Hacking Fintech Crime: Realities and Possibilities in India
Using a combination of low tech tools, social engineering and the general gullibility of users, hackers are scamming digital wallets regularly across India. As cyber crimes targeting Fintech platforms rise, it poses a serious challenge to the growth of the industry. The inability of the police to successfully investigate and prosecute these cases ensures there is little or no deterrence to the growth of Fintech-related crimes.
A Deepstrat-led study co-authored by a serving police officer and cybersecurity experts found interesting insights that law enforcement, infosec professionals and legal experts can now come together to implement counter-measures.
The joint talk by Mr Chander Mohan, IPS, a serving police officer and Mr Anand Venkatanaryana, a well known Info-Sec researcher, both of whom are co-authors of this study will provide fascinating insights into how to tackle a growing threat to India's digital economy ambitions.
Anand Venkatanaryanan is a cyber security and privacy researcher. He has two decades of experience in the corporate sector and has worked in AT&T, Intel and NetApp across multiple domains such as Telecom protocols, Network engineering, Device drivers for Graphics Chips, Linux device drivers for filesystems and Storage management products
He also dabbles in financial modelling and can read balance sheets with the same ease as software code.
He is a public interest technologist and has written extensively about cyber security issues in several publications including Medianama, Bloomberg Quint, The Quint, The Ken, The Business standard, Hindustan Times, Times of India, The Wire and Asia Times and was the first one to break the story of the hack of Kudunkulam nuclear reactor in the public domain by the North Koreans using the D-track malware.
Mr Chander Mohan, IPS is a serving police officer. He is from the 2015 batch of the Indian Police Service and was allotted Haryana as his cadre. He is an Electrical Engineer from the Indian Institute of Technology ( IIT), Delhi. After passing out he was selected for the Indian Revenue Service where he served for a year before being selected into the IPS.

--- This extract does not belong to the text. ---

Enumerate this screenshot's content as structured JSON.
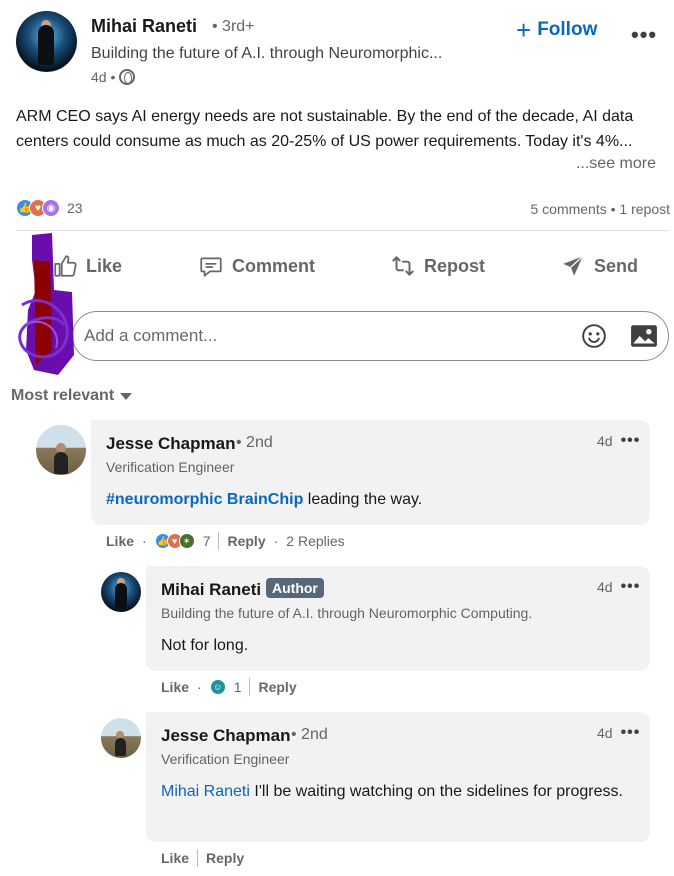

He has served as the Superintendent of Police (SP) of a major district, as a Deputy Commissioner of Police in Gurugram and is currently SP, Vigilance, the state’s main anti-corruption unit and is looking after four districts in Haryana. His interests lie in issues related to technology, environment and has been the co-author of a seminal study on retail financial cyber crimes.